For our monthly staff life-skills training, Purnaa invited Kanchan Shrestha from Kalyani Nepal, to come and share about women’s health and hygiene and to de-mystify and address some of the misconceptions that abound throughout Nepal about women’s menstruation.
“Puberty starts a monthly exile. An entrenched, superstitious practice linked to Hinduism, Chaupadi, considers menstruating women impure and bad luck, rendering them untouchables. Menstruating women are banished, often to forests where they sleep in crude, cubby-like sheds or caves, braving extreme weather and lurking predators, from snakes to rapists.”
The recent deaths were caused by animal attacks or other factors such as fire from trying to keep themselves warm. During Chaupadi, women on their periods are not allowed to come into the kitchen, sometimes the whole house, or touch other members of the family. At night they are forced to sleep in a shed-type building outside of the home, usually in unsanitary conditions.
In Kathmandu, the practice of sending women outside to sleep is not as common, but women can still be treated differently during their menstrual cycles and are often not allowed to be in the kitchen or to touch others.
Since these deaths, Nepal has passed a new law banning the practice of Chaupadi. The BBC reported:
“The new law, passed on Wednesday, states that menstruating women or those who have just given birth should not be ‘kept in chaupadi or treated with any kind of similar discrimination or untouchable and inhuman behaviour’. Under the law anyone who makes a woman observe the custom faces a three-month jail sentence and a $30 (£23) fine.”
Here at Purnaa we want everyone to know how valuable women are and how menstruation a normal part of being female. Shrestha taught about the importance of treating women and young girls with respect while on their period. She was very open and encouraged everyone, men and women, to ask questions. The responses were very positive with many engaged in the discussion.
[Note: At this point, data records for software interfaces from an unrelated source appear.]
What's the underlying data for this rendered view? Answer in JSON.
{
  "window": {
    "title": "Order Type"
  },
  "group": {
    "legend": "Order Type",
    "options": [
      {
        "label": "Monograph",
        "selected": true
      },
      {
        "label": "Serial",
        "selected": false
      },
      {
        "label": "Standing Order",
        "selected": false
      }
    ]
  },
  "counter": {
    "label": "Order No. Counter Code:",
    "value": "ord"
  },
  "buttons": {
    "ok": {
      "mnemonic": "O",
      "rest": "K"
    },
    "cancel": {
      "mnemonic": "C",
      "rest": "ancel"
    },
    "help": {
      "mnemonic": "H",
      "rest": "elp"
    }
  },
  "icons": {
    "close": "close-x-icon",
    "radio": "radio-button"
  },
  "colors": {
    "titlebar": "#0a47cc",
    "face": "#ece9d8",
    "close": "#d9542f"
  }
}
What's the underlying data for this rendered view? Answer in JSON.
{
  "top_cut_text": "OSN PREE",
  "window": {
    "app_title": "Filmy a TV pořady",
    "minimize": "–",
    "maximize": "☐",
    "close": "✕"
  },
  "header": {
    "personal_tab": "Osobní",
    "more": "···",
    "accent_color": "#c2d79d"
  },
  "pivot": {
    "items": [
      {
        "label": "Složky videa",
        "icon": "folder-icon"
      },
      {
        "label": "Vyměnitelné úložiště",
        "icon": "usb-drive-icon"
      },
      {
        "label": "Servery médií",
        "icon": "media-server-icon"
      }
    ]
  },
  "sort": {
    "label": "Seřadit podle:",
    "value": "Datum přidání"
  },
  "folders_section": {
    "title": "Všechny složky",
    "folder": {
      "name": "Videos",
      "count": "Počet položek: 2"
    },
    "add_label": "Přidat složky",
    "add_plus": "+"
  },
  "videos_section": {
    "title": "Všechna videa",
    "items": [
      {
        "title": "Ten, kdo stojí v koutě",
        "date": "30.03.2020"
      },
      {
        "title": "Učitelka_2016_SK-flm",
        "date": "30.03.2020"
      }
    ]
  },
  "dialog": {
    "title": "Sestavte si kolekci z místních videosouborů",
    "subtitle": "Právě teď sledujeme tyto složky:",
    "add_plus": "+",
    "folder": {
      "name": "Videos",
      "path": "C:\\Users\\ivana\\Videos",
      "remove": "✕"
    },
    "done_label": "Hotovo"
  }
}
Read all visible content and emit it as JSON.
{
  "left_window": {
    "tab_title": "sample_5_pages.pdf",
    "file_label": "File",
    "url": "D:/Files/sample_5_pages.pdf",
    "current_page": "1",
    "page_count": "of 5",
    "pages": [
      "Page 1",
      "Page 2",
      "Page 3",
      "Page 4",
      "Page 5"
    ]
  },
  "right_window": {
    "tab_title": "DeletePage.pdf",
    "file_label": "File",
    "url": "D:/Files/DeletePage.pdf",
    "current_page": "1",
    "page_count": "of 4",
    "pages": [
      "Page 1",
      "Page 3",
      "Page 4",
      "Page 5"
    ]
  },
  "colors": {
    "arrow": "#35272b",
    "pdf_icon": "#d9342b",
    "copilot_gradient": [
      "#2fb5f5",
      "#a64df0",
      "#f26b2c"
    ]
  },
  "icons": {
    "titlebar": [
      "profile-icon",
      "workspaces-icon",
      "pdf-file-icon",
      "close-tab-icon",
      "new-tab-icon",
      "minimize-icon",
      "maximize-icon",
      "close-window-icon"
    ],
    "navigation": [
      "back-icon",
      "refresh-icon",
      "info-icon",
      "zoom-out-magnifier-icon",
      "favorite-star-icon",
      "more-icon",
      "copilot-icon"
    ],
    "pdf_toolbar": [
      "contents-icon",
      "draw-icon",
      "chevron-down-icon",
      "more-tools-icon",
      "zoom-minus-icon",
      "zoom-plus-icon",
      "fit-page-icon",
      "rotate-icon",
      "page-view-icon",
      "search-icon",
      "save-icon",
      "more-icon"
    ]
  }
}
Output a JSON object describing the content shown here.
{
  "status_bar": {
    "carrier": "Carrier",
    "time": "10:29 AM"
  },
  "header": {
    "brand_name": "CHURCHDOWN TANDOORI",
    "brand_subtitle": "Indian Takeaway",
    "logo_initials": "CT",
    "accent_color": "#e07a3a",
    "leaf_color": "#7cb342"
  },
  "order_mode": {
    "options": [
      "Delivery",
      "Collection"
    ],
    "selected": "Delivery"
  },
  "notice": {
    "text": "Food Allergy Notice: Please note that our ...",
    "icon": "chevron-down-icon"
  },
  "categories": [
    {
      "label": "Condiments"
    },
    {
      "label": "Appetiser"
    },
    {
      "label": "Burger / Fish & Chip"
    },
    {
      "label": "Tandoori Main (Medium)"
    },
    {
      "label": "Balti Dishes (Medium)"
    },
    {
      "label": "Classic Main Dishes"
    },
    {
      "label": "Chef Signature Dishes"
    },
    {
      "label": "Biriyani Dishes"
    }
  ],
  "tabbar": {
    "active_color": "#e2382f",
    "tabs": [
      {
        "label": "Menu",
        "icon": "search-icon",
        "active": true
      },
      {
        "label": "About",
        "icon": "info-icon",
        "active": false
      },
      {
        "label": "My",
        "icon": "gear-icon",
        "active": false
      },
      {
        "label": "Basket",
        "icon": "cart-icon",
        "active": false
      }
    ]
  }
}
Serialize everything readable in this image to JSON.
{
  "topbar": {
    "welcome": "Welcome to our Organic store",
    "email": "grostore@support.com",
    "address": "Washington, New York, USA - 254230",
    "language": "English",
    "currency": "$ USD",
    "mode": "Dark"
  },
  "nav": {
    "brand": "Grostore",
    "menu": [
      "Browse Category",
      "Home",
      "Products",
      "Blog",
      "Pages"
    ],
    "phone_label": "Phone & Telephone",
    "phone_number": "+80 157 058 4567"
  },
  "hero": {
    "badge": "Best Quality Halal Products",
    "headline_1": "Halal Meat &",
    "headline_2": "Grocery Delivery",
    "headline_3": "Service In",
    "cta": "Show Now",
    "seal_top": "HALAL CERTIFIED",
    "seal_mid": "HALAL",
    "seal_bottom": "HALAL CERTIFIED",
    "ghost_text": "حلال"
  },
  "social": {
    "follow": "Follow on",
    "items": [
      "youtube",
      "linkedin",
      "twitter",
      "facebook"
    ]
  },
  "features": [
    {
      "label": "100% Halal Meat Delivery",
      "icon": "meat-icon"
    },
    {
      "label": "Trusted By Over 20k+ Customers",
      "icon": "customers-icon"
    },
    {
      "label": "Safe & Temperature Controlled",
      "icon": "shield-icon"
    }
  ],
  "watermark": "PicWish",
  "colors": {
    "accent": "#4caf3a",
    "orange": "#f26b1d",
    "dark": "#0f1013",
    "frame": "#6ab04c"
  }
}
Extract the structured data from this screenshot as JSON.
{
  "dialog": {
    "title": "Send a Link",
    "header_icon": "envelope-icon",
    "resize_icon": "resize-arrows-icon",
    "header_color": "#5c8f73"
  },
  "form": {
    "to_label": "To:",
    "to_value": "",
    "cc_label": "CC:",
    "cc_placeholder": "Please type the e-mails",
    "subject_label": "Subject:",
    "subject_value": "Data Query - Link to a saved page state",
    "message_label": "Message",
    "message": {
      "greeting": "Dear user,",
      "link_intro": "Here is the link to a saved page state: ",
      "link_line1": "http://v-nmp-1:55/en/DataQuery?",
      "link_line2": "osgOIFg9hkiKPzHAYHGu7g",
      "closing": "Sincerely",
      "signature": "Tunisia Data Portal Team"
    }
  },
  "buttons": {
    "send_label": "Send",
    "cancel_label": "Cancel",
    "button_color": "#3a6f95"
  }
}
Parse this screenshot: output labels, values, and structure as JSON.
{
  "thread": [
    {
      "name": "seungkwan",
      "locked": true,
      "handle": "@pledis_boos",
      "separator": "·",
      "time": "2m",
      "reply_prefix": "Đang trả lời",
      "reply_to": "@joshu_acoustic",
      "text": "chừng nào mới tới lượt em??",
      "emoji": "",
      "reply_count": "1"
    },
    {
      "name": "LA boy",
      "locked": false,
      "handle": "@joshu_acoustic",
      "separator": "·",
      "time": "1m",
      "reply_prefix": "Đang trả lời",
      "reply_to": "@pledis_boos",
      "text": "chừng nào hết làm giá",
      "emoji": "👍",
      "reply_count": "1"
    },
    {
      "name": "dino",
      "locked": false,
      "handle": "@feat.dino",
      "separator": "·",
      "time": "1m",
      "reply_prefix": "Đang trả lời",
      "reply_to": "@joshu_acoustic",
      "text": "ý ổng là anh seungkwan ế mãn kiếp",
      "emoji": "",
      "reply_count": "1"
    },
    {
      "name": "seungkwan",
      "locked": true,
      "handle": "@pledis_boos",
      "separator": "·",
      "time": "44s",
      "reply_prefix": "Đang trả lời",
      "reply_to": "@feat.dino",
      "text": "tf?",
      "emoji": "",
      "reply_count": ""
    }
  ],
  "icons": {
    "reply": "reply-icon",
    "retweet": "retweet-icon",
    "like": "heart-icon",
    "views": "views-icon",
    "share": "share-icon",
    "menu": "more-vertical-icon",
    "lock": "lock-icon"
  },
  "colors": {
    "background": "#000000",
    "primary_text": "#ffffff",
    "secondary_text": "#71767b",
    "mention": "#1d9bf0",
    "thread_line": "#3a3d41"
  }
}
Shrestha’s organization, Kalyani Nepal, promotes re-usable feminine products. She taught the importance of maintaining good hygiene while on your period and how to care for the re-usable menstrual products that she passed out to each of the women. Since Purnaa has a high value on sustainability, these reusable products were very well-received.
Although the views of menstruation will not be changed overnight, at Purnaa, we want to promote an accurate understanding of women’s health and respect women in all aspects of their lives.Sonja Kraft